[Opening Data section section]
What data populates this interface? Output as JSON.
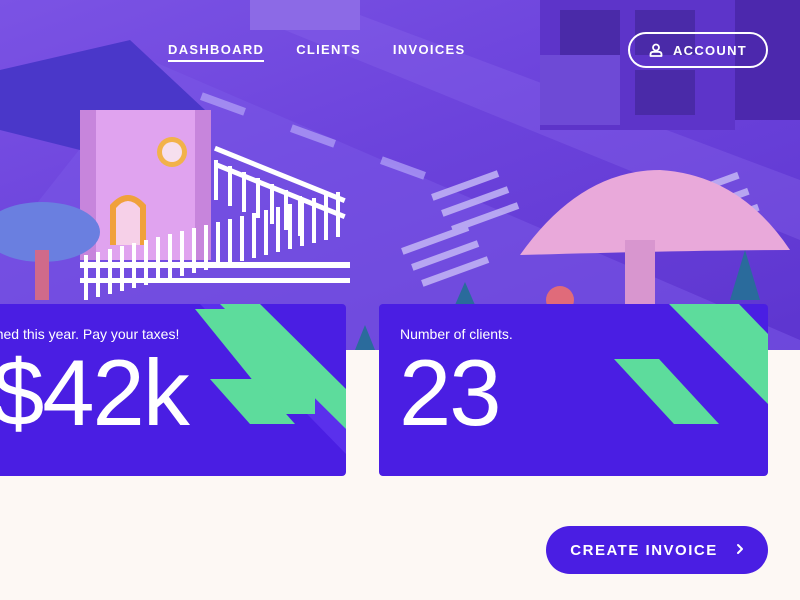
{
  "nav": {
    "items": [
      {
        "label": "DASHBOARD",
        "active": true
      },
      {
        "label": "CLIENTS",
        "active": false
      },
      {
        "label": "INVOICES",
        "active": false
      }
    ],
    "account_label": "ACCOUNT",
    "account_icon": "user-icon"
  },
  "cards": [
    {
      "caption": "Total earned this year. Pay your taxes!",
      "value": "$42k"
    },
    {
      "caption": "Number of clients.",
      "value": "23"
    }
  ],
  "actions": {
    "create_invoice_label": "CREATE INVOICE",
    "create_invoice_icon": "chevron-right-icon"
  },
  "colors": {
    "brand": "#4a1ee3",
    "accent": "#5ddc9c",
    "background": "#fdf8f4",
    "hero": "#6c43dc"
  }
}
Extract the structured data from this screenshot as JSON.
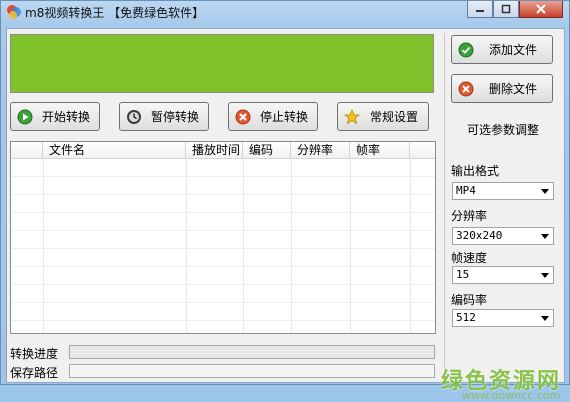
{
  "window": {
    "title": "m8视频转换王 【免费绿色软件】"
  },
  "toolbar": {
    "start": "开始转换",
    "pause": "暂停转换",
    "stop": "停止转换",
    "settings": "常规设置"
  },
  "side": {
    "add": "添加文件",
    "remove": "删除文件",
    "params_title": "可选参数调整",
    "format_label": "输出格式",
    "format_value": "MP4",
    "resolution_label": "分辨率",
    "resolution_value": "320x240",
    "fps_label": "帧速度",
    "fps_value": "15",
    "bitrate_label": "编码率",
    "bitrate_value": "512"
  },
  "table": {
    "columns": [
      "文件名",
      "播放时间",
      "编码",
      "分辨率",
      "帧率"
    ],
    "rows": []
  },
  "status": {
    "progress_label": "转换进度",
    "progress": 0,
    "path_label": "保存路径",
    "path_value": ""
  },
  "watermark": {
    "cn": "绿色资源网",
    "url": "www.downcc.com"
  },
  "colors": {
    "preview": "#7fc22b",
    "accent_green": "#7fbf3a"
  }
}
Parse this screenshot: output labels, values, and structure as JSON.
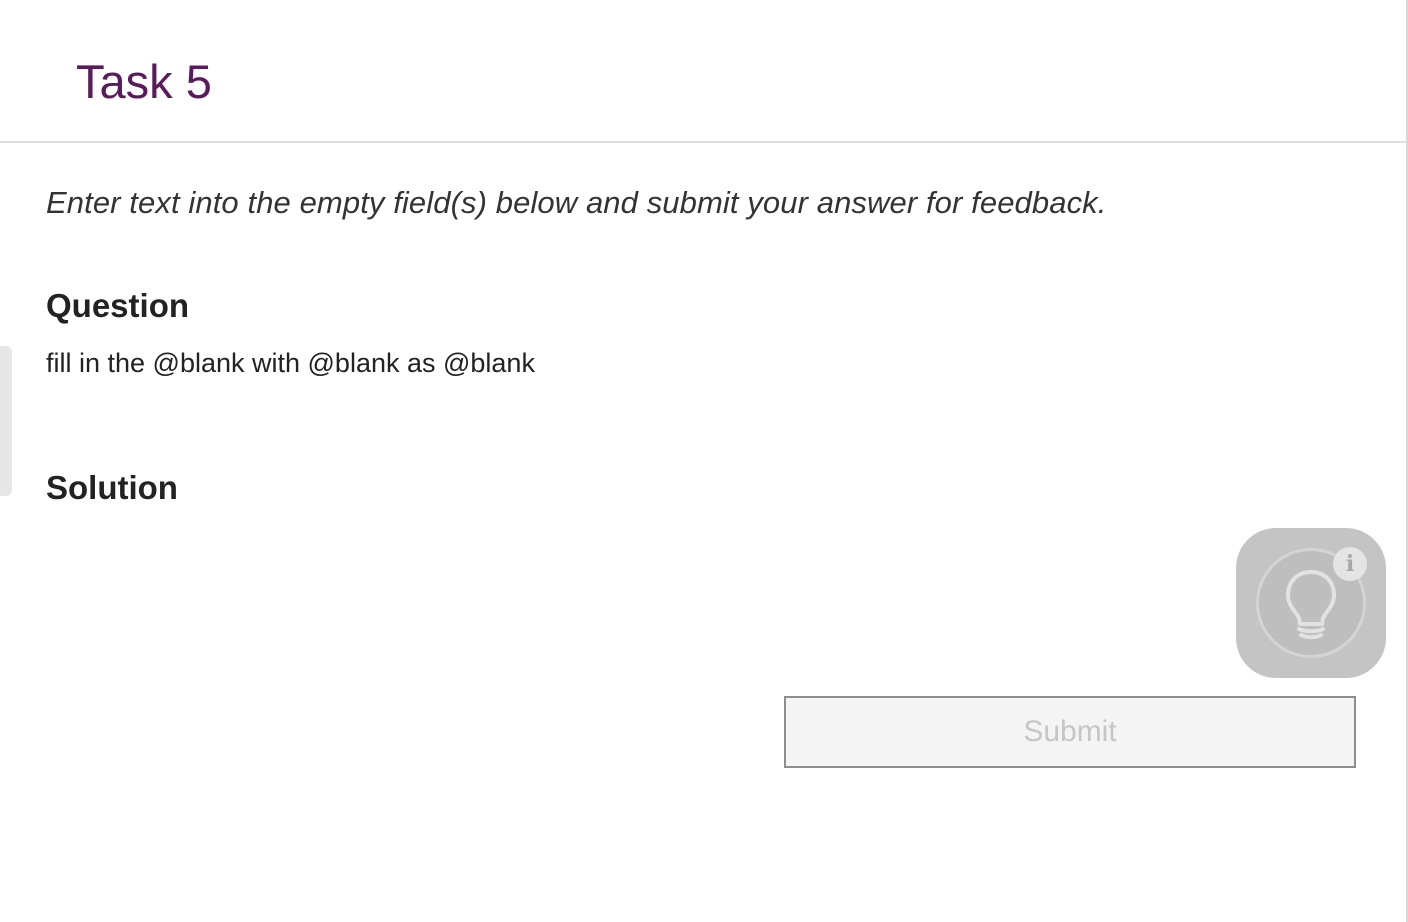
{
  "header": {
    "title": "Task 5"
  },
  "instructions": "Enter text into the empty field(s) below and submit your answer for feedback.",
  "question": {
    "heading": "Question",
    "text": "fill in the @blank with @blank as @blank"
  },
  "solution": {
    "heading": "Solution"
  },
  "hint": {
    "icon": "lightbulb-icon",
    "badge_icon": "info-icon",
    "badge_glyph": "i"
  },
  "submit": {
    "label": "Submit",
    "state": "disabled"
  },
  "colors": {
    "title": "#5b1a5e",
    "text": "#222222",
    "hint_bg": "#c4c4c4",
    "submit_text_disabled": "#c6c6c6"
  }
}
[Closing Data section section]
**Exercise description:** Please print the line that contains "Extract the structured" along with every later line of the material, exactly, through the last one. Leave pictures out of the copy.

**Expected answer:**
Extract the structured data from this screenshot as JSON.
{
  "window": {
    "title": "m8视频转换王 【免费绿色软件】"
  },
  "toolbar": {
    "start": "开始转换",
    "pause": "暂停转换",
    "stop": "停止转换",
    "settings": "常规设置"
  },
  "side": {
    "add": "添加文件",
    "remove": "删除文件",
    "params_title": "可选参数调整",
    "format_label": "输出格式",
    "format_value": "MP4",
    "resolution_label": "分辨率",
    "resolution_value": "320x240",
    "fps_label": "帧速度",
    "fps_value": "15",
    "bitrate_label": "编码率",
    "bitrate_value": "512"
  },
  "table": {
    "columns": [
      "文件名",
      "播放时间",
      "编码",
      "分辨率",
      "帧率"
    ],
    "rows": []
  },
  "status": {
    "progress_label": "转换进度",
    "progress": 0,
    "path_label": "保存路径",
    "path_value": ""
  },
  "watermark": {
    "cn": "绿色资源网",
    "url": "www.downcc.com"
  },
  "colors": {
    "preview": "#7fc22b",
    "accent_green": "#7fbf3a"
  }
}
Parse this screenshot: output labels, values, and structure as JSON.
{
  "header": {
    "title": "Task 5"
  },
  "instructions": "Enter text into the empty field(s) below and submit your answer for feedback.",
  "question": {
    "heading": "Question",
    "text": "fill in the @blank with @blank as @blank"
  },
  "solution": {
    "heading": "Solution"
  },
  "hint": {
    "icon": "lightbulb-icon",
    "badge_icon": "info-icon",
    "badge_glyph": "i"
  },
  "submit": {
    "label": "Submit",
    "state": "disabled"
  },
  "colors": {
    "title": "#5b1a5e",
    "text": "#222222",
    "hint_bg": "#c4c4c4",
    "submit_text_disabled": "#c6c6c6"
  }
}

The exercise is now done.